Second, runoff from highly-developed areas with a lack of trees and forests and acres of impervious land surface — concrete, parking lots, rooftops — above the town means the land surface cannot process inches of water in just a few hours. The result: rivers of runoff surging down Main Street.
The third, and perhaps toughest problem to overcome, is climate change. The frequency of extreme rain events has increased. Extreme floods are also more common and will occur with far greater frequency than the “once every 1,000 years” the 2016 flood was described as. We need to be prepared for this.
The Center for Watershed Protection’s staff has technical expertise on how best to manage stormwater runoff that has progressed by leaps and bounds over the past 25 years. With an initial focus on protecting urban streams from the impacts of land development, we are now a national leader on stormwater management and watershed planning.
Based on our experience, I believe there is hope for Ellicott City, though the solutions will certainly not be simple.
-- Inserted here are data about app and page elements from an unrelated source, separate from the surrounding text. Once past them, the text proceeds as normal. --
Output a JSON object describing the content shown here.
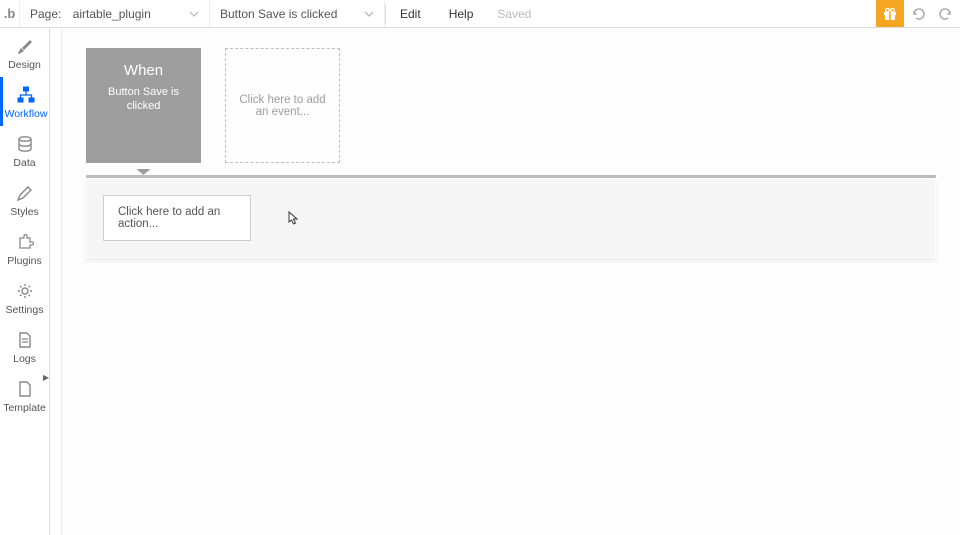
{
  "topbar": {
    "logo_text": ".b",
    "page_dropdown": {
      "prefix": "Page:",
      "value": "airtable_plugin"
    },
    "event_dropdown": {
      "value": "Button Save is clicked"
    },
    "edit_label": "Edit",
    "help_label": "Help",
    "saved_status": "Saved"
  },
  "sidebar": {
    "items": [
      {
        "label": "Design",
        "icon": "paintbrush-icon"
      },
      {
        "label": "Workflow",
        "icon": "sitemap-icon"
      },
      {
        "label": "Data",
        "icon": "database-icon"
      },
      {
        "label": "Styles",
        "icon": "pencil-icon"
      },
      {
        "label": "Plugins",
        "icon": "puzzle-icon"
      },
      {
        "label": "Settings",
        "icon": "gear-icon"
      },
      {
        "label": "Logs",
        "icon": "file-icon"
      },
      {
        "label": "Template",
        "icon": "template-icon"
      }
    ]
  },
  "workflow": {
    "selected_event": {
      "when_label": "When",
      "description": "Button Save is clicked"
    },
    "add_event_placeholder": "Click here to add an event...",
    "add_action_placeholder": "Click here to add an action..."
  }
}
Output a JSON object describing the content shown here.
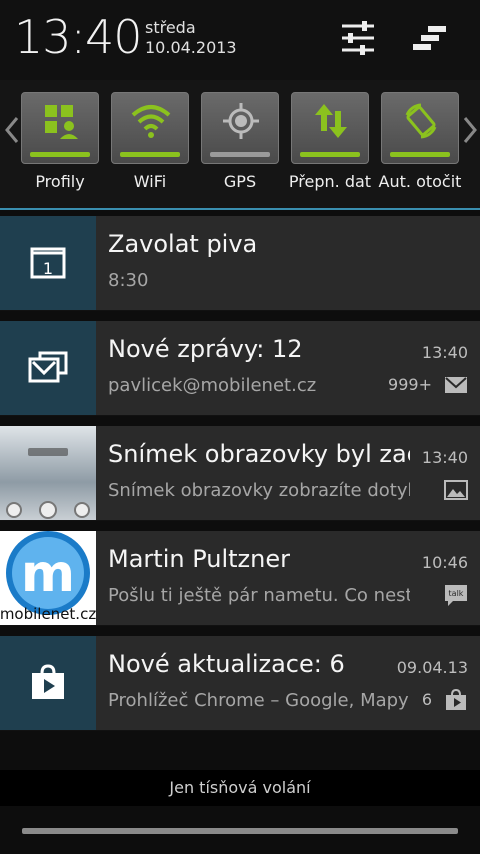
{
  "status": {
    "time": "13:40",
    "day": "středa",
    "date": "10.04.2013"
  },
  "toggles": [
    {
      "label": "Profily",
      "icon": "profiles-icon",
      "active": true
    },
    {
      "label": "WiFi",
      "icon": "wifi-icon",
      "active": true
    },
    {
      "label": "GPS",
      "icon": "gps-icon",
      "active": false
    },
    {
      "label": "Přepn. dat",
      "icon": "data-switch-icon",
      "active": true
    },
    {
      "label": "Aut. otočit",
      "icon": "auto-rotate-icon",
      "active": true
    }
  ],
  "notifications": [
    {
      "title": "Zavolat piva",
      "subtitle": "8:30",
      "time": "",
      "count": "",
      "icon": "calendar-icon"
    },
    {
      "title": "Nové zprávy: 12",
      "subtitle": "pavlicek@mobilenet.cz",
      "time": "13:40",
      "count": "999+",
      "icon": "email-icon"
    },
    {
      "title": "Snímek obrazovky byl zachycen",
      "subtitle": "Snímek obrazovky zobrazíte dotykem",
      "time": "13:40",
      "count": "",
      "icon": "screenshot-thumbnail"
    },
    {
      "title": "Martin Pultzner",
      "subtitle": "Pošlu ti ještě pár nametu. Co nestihneš",
      "time": "10:46",
      "count": "",
      "icon": "talk-icon",
      "logo_text": "mobilenet.cz"
    },
    {
      "title": "Nové aktualizace: 6",
      "subtitle": "Prohlížeč Chrome – Google, Mapy",
      "time": "09.04.13",
      "count": "6",
      "icon": "play-store-icon"
    }
  ],
  "footer": {
    "emergency": "Jen tísňová volání"
  },
  "colors": {
    "accent_green": "#8bc21e",
    "accent_blue": "#3a8fb0",
    "icon_bg": "#1f3f4f"
  }
}
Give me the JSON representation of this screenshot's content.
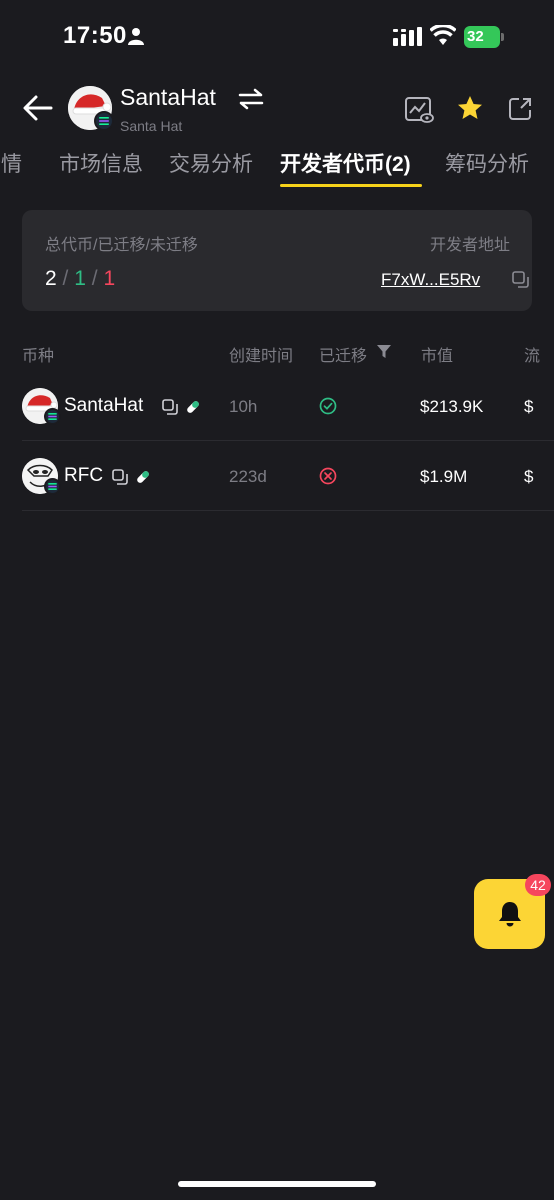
{
  "status_bar": {
    "time": "17:50",
    "battery": "32"
  },
  "header": {
    "token_name": "SantaHat",
    "token_subtitle": "Santa Hat"
  },
  "tabs": [
    {
      "label": "行情"
    },
    {
      "label": "市场信息"
    },
    {
      "label": "交易分析"
    },
    {
      "label": "开发者代币(2)",
      "active": true
    },
    {
      "label": "筹码分析"
    }
  ],
  "summary": {
    "label": "总代币/已迁移/未迁移",
    "total": "2",
    "migrated": "1",
    "unmigrated": "1",
    "separator": "/",
    "dev_label": "开发者地址",
    "dev_address": "F7xW...E5Rv"
  },
  "table": {
    "headers": [
      "币种",
      "创建时间",
      "已迁移",
      "市值",
      "流"
    ],
    "rows": [
      {
        "name": "SantaHat",
        "created": "10h",
        "migrated": true,
        "market_cap": "$213.9K",
        "cut": "$"
      },
      {
        "name": "RFC",
        "created": "223d",
        "migrated": false,
        "market_cap": "$1.9M",
        "cut": "$"
      }
    ]
  },
  "notification": {
    "count": "42"
  },
  "colors": {
    "accent": "#fcd535",
    "up": "#2fbd85",
    "down": "#f6465d",
    "background": "#1b1b1f"
  }
}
Building a few more rain gardens will not be enough. But a smart, strategic and multi-pronged approach could help lessen the devastating impacts of future floods.
First, the town should convert the lower-lying areas of historic downtown into natural areas or parks to dramatically aid stormwater management and the impacts of being in a floodplain. Opting to not rebuild in some areas will help reduce the risk to property and life and lessen impervious surfaces, and planting trees will further mitigate stormwater runoff.
Ellicott City also needs to implement engineered stormwater practices, such as retention ponds, to collect and treat stormwater runoff. Next, building underground pipes (like the system used by the City of Frederick) could store and convey the water safely during large storms. And finally, better maintenance of the town’s current drainage system could help prevent backups from clogs in the system. Howard County already has plans to implement stormwater controls such as this, through funding from FEMA.
There is no silver bullet for eliminating flooding in a floodplain, but rethinking Ellicott City with smart stormwater solutions could substantially improve the odds for this amazing and resilient community.
Hye Yeong Kwon (email@example.com) is executive director of the Center for Watershed Protection.